ACTIVITY
What's needed is a full, exact retyping of the records.

----- RECORDS PROVIDED -----

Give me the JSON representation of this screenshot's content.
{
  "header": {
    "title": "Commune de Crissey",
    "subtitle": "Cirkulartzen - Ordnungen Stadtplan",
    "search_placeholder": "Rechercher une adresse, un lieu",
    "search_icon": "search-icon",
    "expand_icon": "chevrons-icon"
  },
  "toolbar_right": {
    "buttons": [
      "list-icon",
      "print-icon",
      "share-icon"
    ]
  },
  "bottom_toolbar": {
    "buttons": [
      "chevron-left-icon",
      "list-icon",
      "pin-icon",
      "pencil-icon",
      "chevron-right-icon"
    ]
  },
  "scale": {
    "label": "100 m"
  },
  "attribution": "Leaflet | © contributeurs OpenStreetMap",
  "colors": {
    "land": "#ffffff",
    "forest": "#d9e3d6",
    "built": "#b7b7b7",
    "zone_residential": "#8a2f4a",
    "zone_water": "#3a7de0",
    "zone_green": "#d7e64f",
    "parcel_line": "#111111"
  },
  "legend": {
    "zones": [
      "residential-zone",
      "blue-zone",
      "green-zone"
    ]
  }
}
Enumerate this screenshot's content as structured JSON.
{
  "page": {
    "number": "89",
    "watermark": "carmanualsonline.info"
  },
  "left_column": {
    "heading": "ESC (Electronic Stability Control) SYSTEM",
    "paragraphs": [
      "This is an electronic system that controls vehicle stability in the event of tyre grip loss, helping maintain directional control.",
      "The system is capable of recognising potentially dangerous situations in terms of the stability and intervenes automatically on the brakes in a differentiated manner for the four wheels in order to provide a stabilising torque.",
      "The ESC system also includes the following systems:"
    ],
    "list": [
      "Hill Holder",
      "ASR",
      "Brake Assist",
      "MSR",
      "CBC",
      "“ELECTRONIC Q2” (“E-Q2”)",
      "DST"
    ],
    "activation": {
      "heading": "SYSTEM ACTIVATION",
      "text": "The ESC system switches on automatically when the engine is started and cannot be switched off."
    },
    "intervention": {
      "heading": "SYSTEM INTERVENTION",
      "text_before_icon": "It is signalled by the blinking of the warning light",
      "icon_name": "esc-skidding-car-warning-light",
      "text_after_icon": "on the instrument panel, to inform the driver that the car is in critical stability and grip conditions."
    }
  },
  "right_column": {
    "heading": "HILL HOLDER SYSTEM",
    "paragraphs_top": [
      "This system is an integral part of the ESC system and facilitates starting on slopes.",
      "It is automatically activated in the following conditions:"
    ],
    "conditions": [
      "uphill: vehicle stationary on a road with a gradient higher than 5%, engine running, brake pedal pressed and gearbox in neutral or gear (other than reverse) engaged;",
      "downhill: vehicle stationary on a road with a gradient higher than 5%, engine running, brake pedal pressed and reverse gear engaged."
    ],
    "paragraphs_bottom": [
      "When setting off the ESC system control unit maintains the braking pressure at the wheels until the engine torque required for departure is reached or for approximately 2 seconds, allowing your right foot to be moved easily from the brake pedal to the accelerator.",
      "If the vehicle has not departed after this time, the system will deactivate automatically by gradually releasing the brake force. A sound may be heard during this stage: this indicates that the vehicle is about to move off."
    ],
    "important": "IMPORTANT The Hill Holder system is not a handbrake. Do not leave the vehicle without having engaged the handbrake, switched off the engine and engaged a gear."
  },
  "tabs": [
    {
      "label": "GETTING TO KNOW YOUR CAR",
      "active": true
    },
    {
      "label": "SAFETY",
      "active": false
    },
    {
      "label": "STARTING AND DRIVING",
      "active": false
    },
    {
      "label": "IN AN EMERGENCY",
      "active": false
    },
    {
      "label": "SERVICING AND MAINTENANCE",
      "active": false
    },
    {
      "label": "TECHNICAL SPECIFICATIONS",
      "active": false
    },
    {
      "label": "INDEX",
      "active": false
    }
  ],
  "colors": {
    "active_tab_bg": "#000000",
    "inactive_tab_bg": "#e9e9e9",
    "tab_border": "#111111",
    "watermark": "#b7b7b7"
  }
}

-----

SOLUTION BELOW
Give me the JSON representation of this screenshot's content.
{
  "header": {
    "title": "Commune de Crissey",
    "subtitle": "Cirkulartzen - Ordnungen Stadtplan",
    "search_placeholder": "Rechercher une adresse, un lieu",
    "search_icon": "search-icon",
    "expand_icon": "chevrons-icon"
  },
  "toolbar_right": {
    "buttons": [
      "list-icon",
      "print-icon",
      "share-icon"
    ]
  },
  "bottom_toolbar": {
    "buttons": [
      "chevron-left-icon",
      "list-icon",
      "pin-icon",
      "pencil-icon",
      "chevron-right-icon"
    ]
  },
  "scale": {
    "label": "100 m"
  },
  "attribution": "Leaflet | © contributeurs OpenStreetMap",
  "colors": {
    "land": "#ffffff",
    "forest": "#d9e3d6",
    "built": "#b7b7b7",
    "zone_residential": "#8a2f4a",
    "zone_water": "#3a7de0",
    "zone_green": "#d7e64f",
    "parcel_line": "#111111"
  },
  "legend": {
    "zones": [
      "residential-zone",
      "blue-zone",
      "green-zone"
    ]
  }
}
Enumerate this screenshot's content as structured JSON.
{
  "page": {
    "number": "89",
    "watermark": "carmanualsonline.info"
  },
  "left_column": {
    "heading": "ESC (Electronic Stability Control) SYSTEM",
    "paragraphs": [
      "This is an electronic system that controls vehicle stability in the event of tyre grip loss, helping maintain directional control.",
      "The system is capable of recognising potentially dangerous situations in terms of the stability and intervenes automatically on the brakes in a differentiated manner for the four wheels in order to provide a stabilising torque.",
      "The ESC system also includes the following systems:"
    ],
    "list": [
      "Hill Holder",
      "ASR",
      "Brake Assist",
      "MSR",
      "CBC",
      "“ELECTRONIC Q2” (“E-Q2”)",
      "DST"
    ],
    "activation": {
      "heading": "SYSTEM ACTIVATION",
      "text": "The ESC system switches on automatically when the engine is started and cannot be switched off."
    },
    "intervention": {
      "heading": "SYSTEM INTERVENTION",
      "text_before_icon": "It is signalled by the blinking of the warning light",
      "icon_name": "esc-skidding-car-warning-light",
      "text_after_icon": "on the instrument panel, to inform the driver that the car is in critical stability and grip conditions."
    }
  },
  "right_column": {
    "heading": "HILL HOLDER SYSTEM",
    "paragraphs_top": [
      "This system is an integral part of the ESC system and facilitates starting on slopes.",
      "It is automatically activated in the following conditions:"
    ],
    "conditions": [
      "uphill: vehicle stationary on a road with a gradient higher than 5%, engine running, brake pedal pressed and gearbox in neutral or gear (other than reverse) engaged;",
      "downhill: vehicle stationary on a road with a gradient higher than 5%, engine running, brake pedal pressed and reverse gear engaged."
    ],
    "paragraphs_bottom": [
      "When setting off the ESC system control unit maintains the braking pressure at the wheels until the engine torque required for departure is reached or for approximately 2 seconds, allowing your right foot to be moved easily from the brake pedal to the accelerator.",
      "If the vehicle has not departed after this time, the system will deactivate automatically by gradually releasing the brake force. A sound may be heard during this stage: this indicates that the vehicle is about to move off."
    ],
    "important": "IMPORTANT The Hill Holder system is not a handbrake. Do not leave the vehicle without having engaged the handbrake, switched off the engine and engaged a gear."
  },
  "tabs": [
    {
      "label": "GETTING TO KNOW YOUR CAR",
      "active": true
    },
    {
      "label": "SAFETY",
      "active": false
    },
    {
      "label": "STARTING AND DRIVING",
      "active": false
    },
    {
      "label": "IN AN EMERGENCY",
      "active": false
    },
    {
      "label": "SERVICING AND MAINTENANCE",
      "active": false
    },
    {
      "label": "TECHNICAL SPECIFICATIONS",
      "active": false
    },
    {
      "label": "INDEX",
      "active": false
    }
  ],
  "colors": {
    "active_tab_bg": "#000000",
    "inactive_tab_bg": "#e9e9e9",
    "tab_border": "#111111",
    "watermark": "#b7b7b7"
  }
}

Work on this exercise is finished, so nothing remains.